The U.S. Food and Drug Administration urged consumers to be cautious.
“Counterfeit products, including cosmetics, are illegal and may be harmful to a consumer’s health,” an FDA spokesperson said.
The danger, according to the FDA, is that counterfeits may contain harmful or banned ingredients, unacceptable by-products of manufacturing or unapproved color additives.
Companies that make cosmetics and skin care products are actively fighting counterfeiting.
“Cosmetic counterfeiting has been the scourge of the industry and it’s only getting worse,” said Dr. Scott Wasserman, founder and CEO of Cosmetic Alchemy, maker of LiLash and LiBrow, products used on eyelashes and eyebrows.
Wasserman said Homeland Security contacted his Scottsdale, Ariz.-based company three times in one month to identify suspected counterfeit products found in shipping containers. And, it’s not just bulk products coming into the country that are a problem. The internet is another source of counterfeits. When Cosmetic Alchemy submitted a product trademark to the website Alibaba, the site had to remove 465 listings that were offering fake products.
How can consumers protect themselves?
Dr. Shari Lipner, a dermatologist with NewYork-Presbyterian and Weill Cornell Medicine in New York City, said it’s almost impossible for the average consumer to tell the difference between a branded product and a well-done counterfeit.
Lipner said you don’t have to spend a fortune to maintain healthy skin, but added, “My best advice is to buy cosmetics and skin care products from reputable sources.”
The FDA cautioned consumers to be wary of products on sale at flea markets or re-sold online in channels such as auctions. It recommended checking packaging carefully for any evidence that the product might have been repackaged or relabeled. Also, make sure the product looks and smells like it should.

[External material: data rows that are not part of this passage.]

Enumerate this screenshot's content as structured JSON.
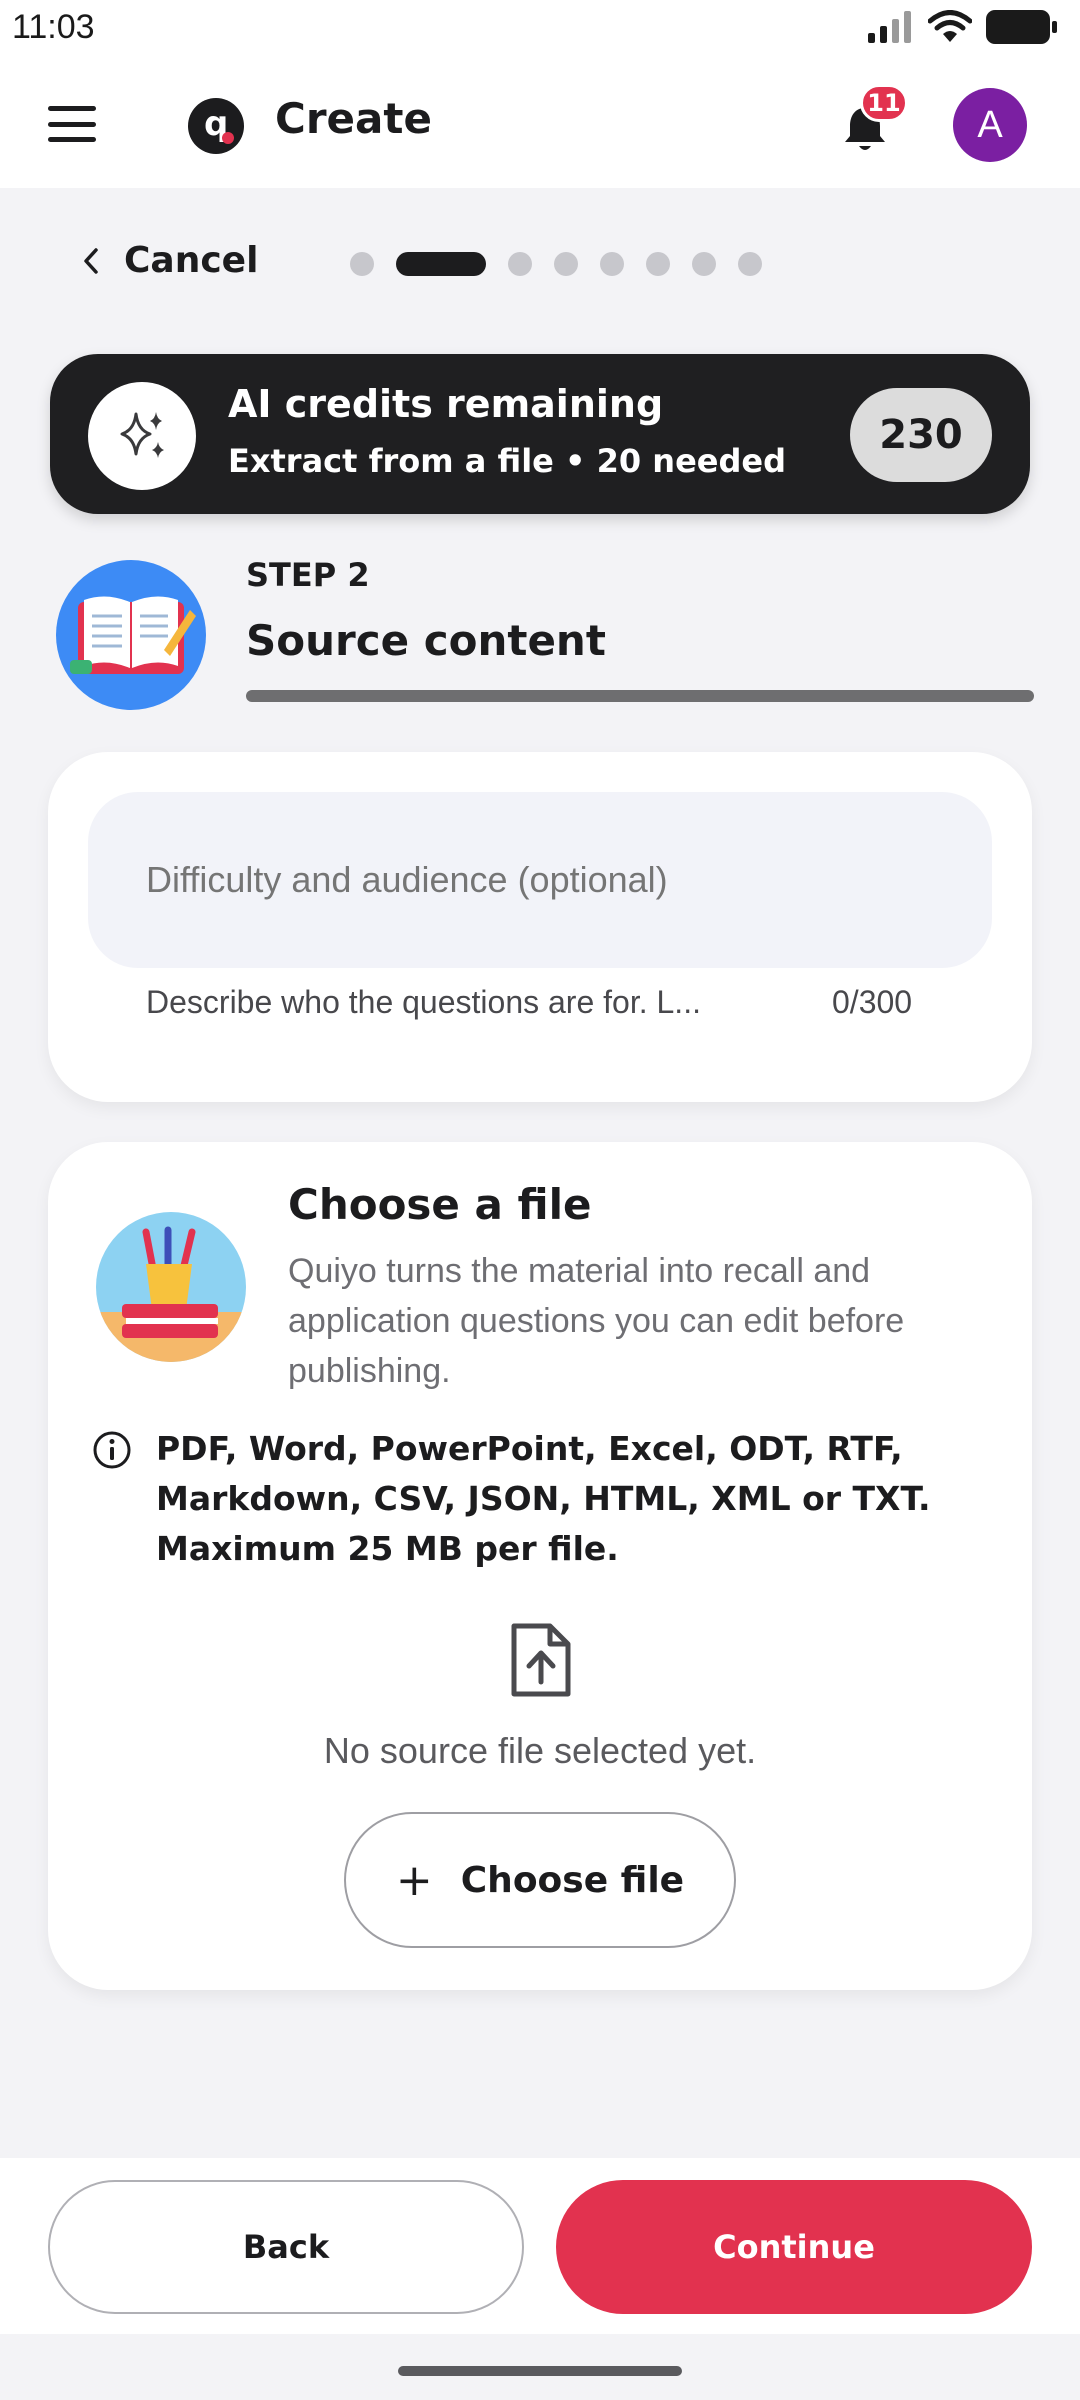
{
  "status_bar": {
    "time": "11:03"
  },
  "header": {
    "title": "Create",
    "notification_count": "11",
    "avatar_initial": "A"
  },
  "nav": {
    "cancel_label": "Cancel",
    "total_steps": 8,
    "current_step": 2
  },
  "credits": {
    "title": "AI credits remaining",
    "subtitle": "Extract from a file • 20 needed",
    "remaining": "230"
  },
  "step": {
    "label": "STEP 2",
    "title": "Source content"
  },
  "difficulty": {
    "placeholder": "Difficulty and audience (optional)",
    "value": "",
    "helper": "Describe who the questions are for. L...",
    "counter": "0/300"
  },
  "file_section": {
    "title": "Choose a file",
    "description": "Quiyo turns the material into recall and application questions you can edit before publishing.",
    "formats_line1": "PDF, Word, PowerPoint, Excel, ODT, RTF,",
    "formats_line2": "Markdown, CSV, JSON, HTML, XML or TXT.",
    "formats_line3": "Maximum 25 MB per file.",
    "empty_state": "No source file selected yet.",
    "choose_button": "Choose file"
  },
  "footer": {
    "back_label": "Back",
    "continue_label": "Continue"
  },
  "colors": {
    "accent": "#e2324f",
    "dark": "#1f1f21",
    "avatar": "#7b1fa2",
    "background": "#f3f3f6"
  },
  "icons": [
    "hamburger-icon",
    "app-logo",
    "bell-icon",
    "chevron-left-icon",
    "sparkles-icon",
    "info-icon",
    "file-upload-icon",
    "plus-icon",
    "signal-icon",
    "wifi-icon",
    "battery-icon"
  ]
}
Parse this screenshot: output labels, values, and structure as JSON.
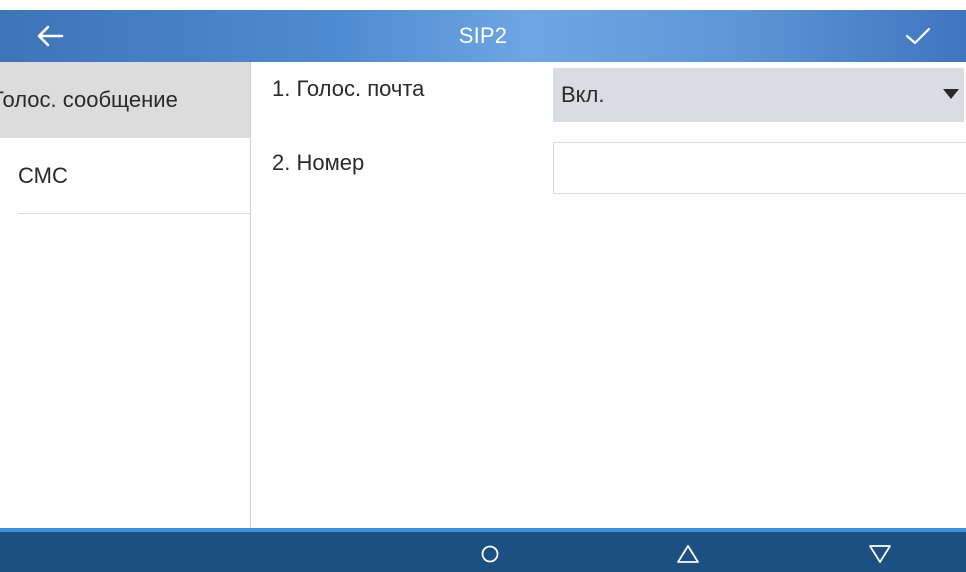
{
  "header": {
    "title": "SIP2",
    "back_icon": "arrow-left-icon",
    "confirm_icon": "checkmark-icon"
  },
  "sidebar": {
    "items": [
      {
        "label": "Голос. сообщение",
        "active": true
      },
      {
        "label": "СМС",
        "active": false
      }
    ]
  },
  "form": {
    "voicemail": {
      "label": "1. Голос. почта",
      "value": "Вкл."
    },
    "number": {
      "label": "2. Номер",
      "value": ""
    }
  },
  "navbar": {
    "icons": [
      "circle-icon",
      "triangle-up-icon",
      "triangle-down-icon"
    ]
  },
  "colors": {
    "header": "#4f8bd0",
    "navbar": "#1c4f82",
    "selected": "#dcdcdc",
    "select_bg": "#d9dde2"
  }
}
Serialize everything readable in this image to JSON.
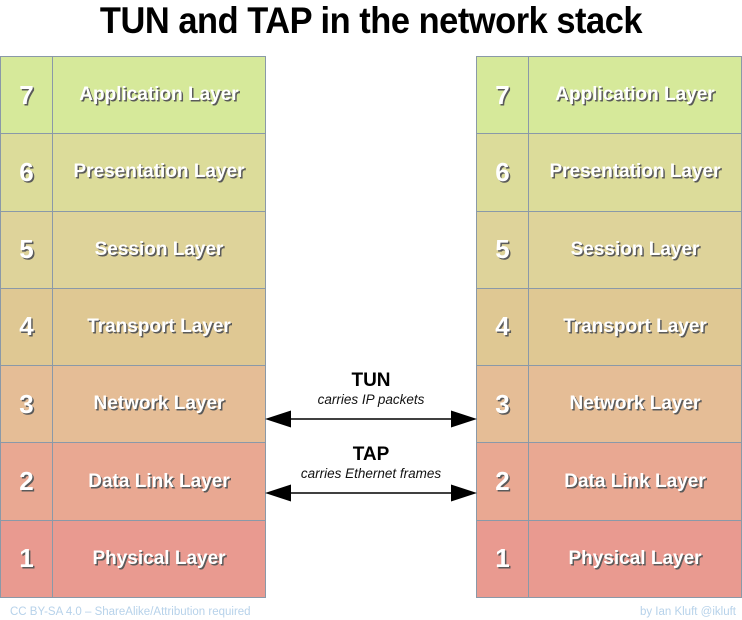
{
  "title": "TUN and TAP in the network stack",
  "colors": {
    "layer7": "#d6e99a",
    "layer6": "#dcdc9a",
    "layer5": "#ded39a",
    "layer4": "#dfc893",
    "layer3": "#e5bd96",
    "layer2": "#e9a892",
    "layer1": "#e99a90",
    "border": "#8a99a8",
    "text": "#ffffff",
    "text_shadow": "#5a5a5a",
    "footer": "#b7d2ea",
    "arrow": "#000000",
    "background": "#ffffff"
  },
  "stacks": {
    "left": {
      "label": "left-osi-stack",
      "layers": [
        {
          "number": "7",
          "name": "Application Layer"
        },
        {
          "number": "6",
          "name": "Presentation Layer"
        },
        {
          "number": "5",
          "name": "Session Layer"
        },
        {
          "number": "4",
          "name": "Transport Layer"
        },
        {
          "number": "3",
          "name": "Network Layer"
        },
        {
          "number": "2",
          "name": "Data Link Layer"
        },
        {
          "number": "1",
          "name": "Physical Layer"
        }
      ]
    },
    "right": {
      "label": "right-osi-stack",
      "layers": [
        {
          "number": "7",
          "name": "Application Layer"
        },
        {
          "number": "6",
          "name": "Presentation Layer"
        },
        {
          "number": "5",
          "name": "Session Layer"
        },
        {
          "number": "4",
          "name": "Transport Layer"
        },
        {
          "number": "3",
          "name": "Network Layer"
        },
        {
          "number": "2",
          "name": "Data Link Layer"
        },
        {
          "number": "1",
          "name": "Physical Layer"
        }
      ]
    }
  },
  "tunnels": [
    {
      "id": "tun",
      "title": "TUN",
      "subtitle": "carries IP packets",
      "connects_layer": "3",
      "arrow": "double-headed-horizontal"
    },
    {
      "id": "tap",
      "title": "TAP",
      "subtitle": "carries Ethernet frames",
      "connects_layer": "2",
      "arrow": "double-headed-horizontal"
    }
  ],
  "footer": {
    "license": "CC BY-SA 4.0 – ShareAlike/Attribution required",
    "author": "by Ian Kluft @ikluft"
  }
}
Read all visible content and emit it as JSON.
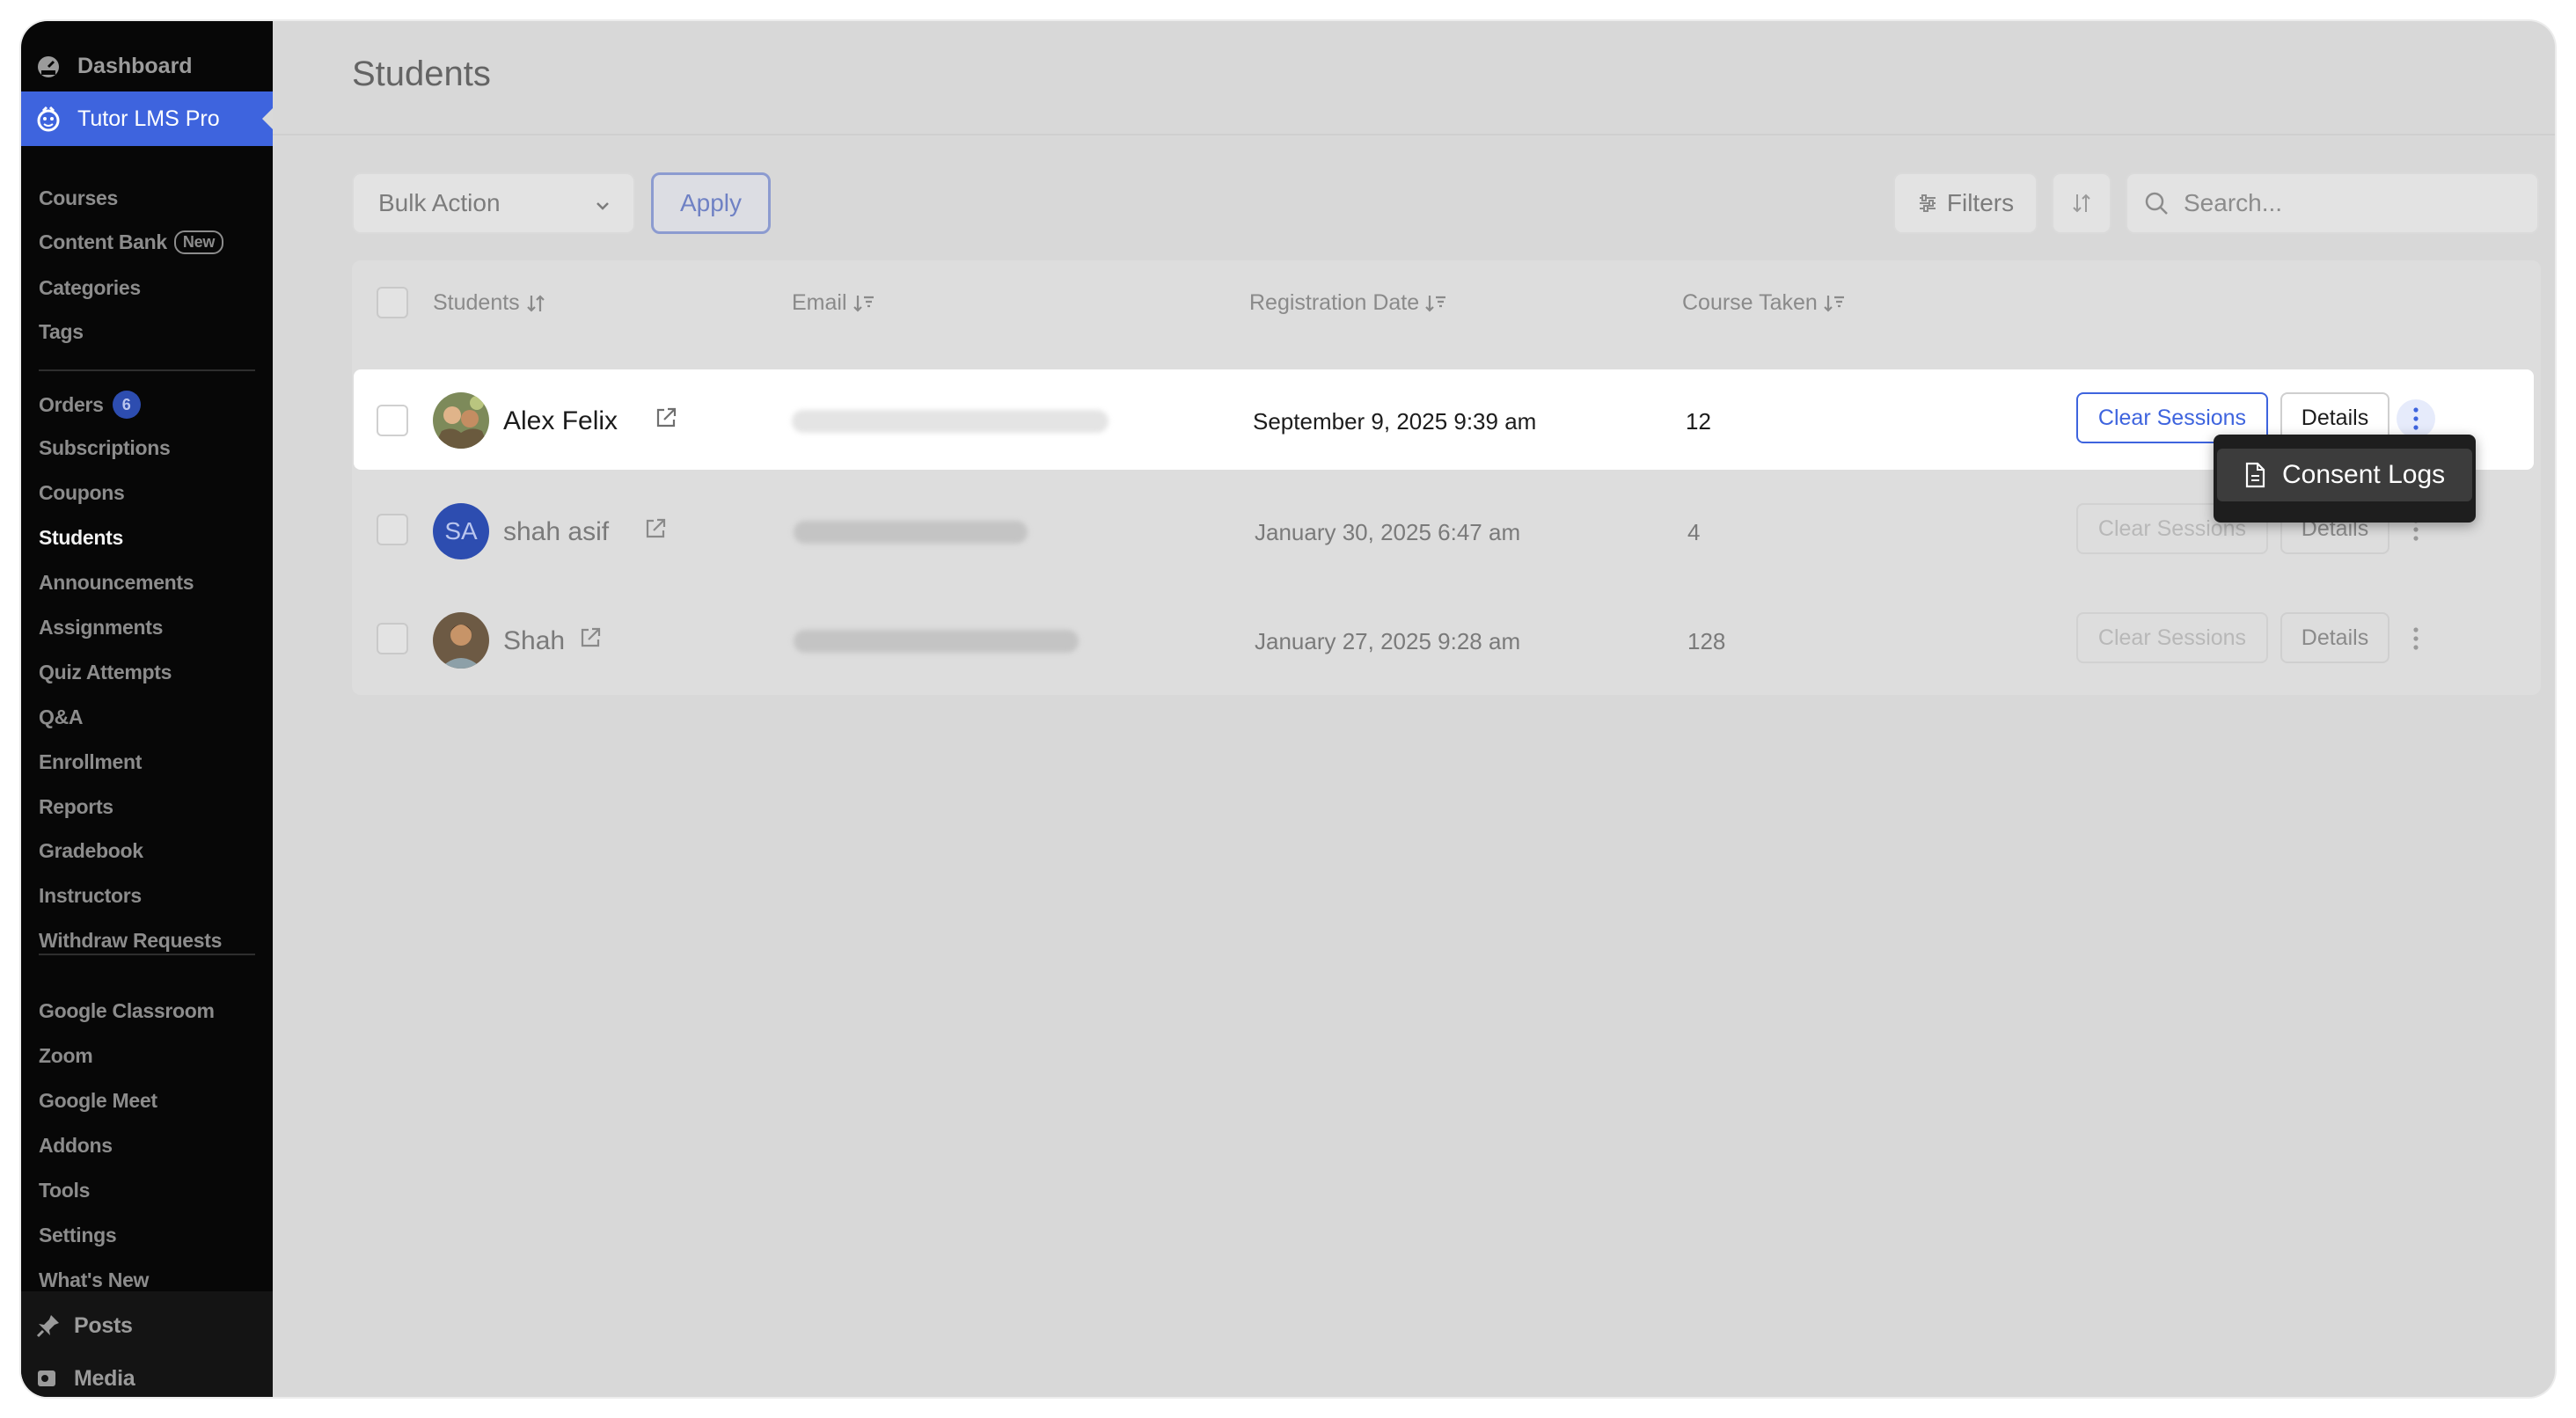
{
  "sidebar": {
    "dashboard": "Dashboard",
    "plugin": "Tutor LMS Pro",
    "group1": [
      {
        "label": "Courses"
      },
      {
        "label": "Content Bank",
        "badge": "New"
      },
      {
        "label": "Categories"
      },
      {
        "label": "Tags"
      }
    ],
    "group2": [
      {
        "label": "Orders",
        "count": "6"
      },
      {
        "label": "Subscriptions"
      },
      {
        "label": "Coupons"
      },
      {
        "label": "Students",
        "active": true
      },
      {
        "label": "Announcements"
      },
      {
        "label": "Assignments"
      },
      {
        "label": "Quiz Attempts"
      },
      {
        "label": "Q&A"
      },
      {
        "label": "Enrollment"
      },
      {
        "label": "Reports"
      },
      {
        "label": "Gradebook"
      },
      {
        "label": "Instructors"
      },
      {
        "label": "Withdraw Requests"
      }
    ],
    "group3": [
      {
        "label": "Google Classroom"
      },
      {
        "label": "Zoom"
      },
      {
        "label": "Google Meet"
      },
      {
        "label": "Addons"
      },
      {
        "label": "Tools"
      },
      {
        "label": "Settings"
      },
      {
        "label": "What's New"
      }
    ],
    "posts": "Posts",
    "media": "Media"
  },
  "page": {
    "title": "Students"
  },
  "toolbar": {
    "bulk_action": "Bulk Action",
    "apply": "Apply",
    "filters": "Filters",
    "search_placeholder": "Search..."
  },
  "table": {
    "columns": {
      "students": "Students",
      "email": "Email",
      "registration_date": "Registration Date",
      "course_taken": "Course Taken"
    },
    "rows": [
      {
        "name": "Alex Felix",
        "date": "September 9, 2025 9:39 am",
        "courses": "12",
        "clear": "Clear Sessions",
        "details": "Details"
      },
      {
        "name": "shah asif",
        "initials": "SA",
        "date": "January 30, 2025 6:47 am",
        "courses": "4",
        "clear": "Clear Sessions",
        "details": "Details"
      },
      {
        "name": "Shah",
        "date": "January 27, 2025 9:28 am",
        "courses": "128",
        "clear": "Clear Sessions",
        "details": "Details"
      }
    ]
  },
  "dropdown": {
    "consent_logs": "Consent Logs"
  },
  "colors": {
    "accent": "#3e64de",
    "sidebar_bg": "#070707",
    "overlay_bg": "#d8d8d8"
  }
}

But what if you just couldn’t pass up that $10 lipstick at the flea market that normally sells for $50, and now it’s making your lips itch? Lipner said the first step is to stop using any product that irritates your skin.
“Most skin rashes are short-lived and will improve as long as you do not expose your skin to the offending product,” she said.
If the rash continues to worsen, becomes painful or blisters, see a doctor, preferably a dermatologist, Lipner said.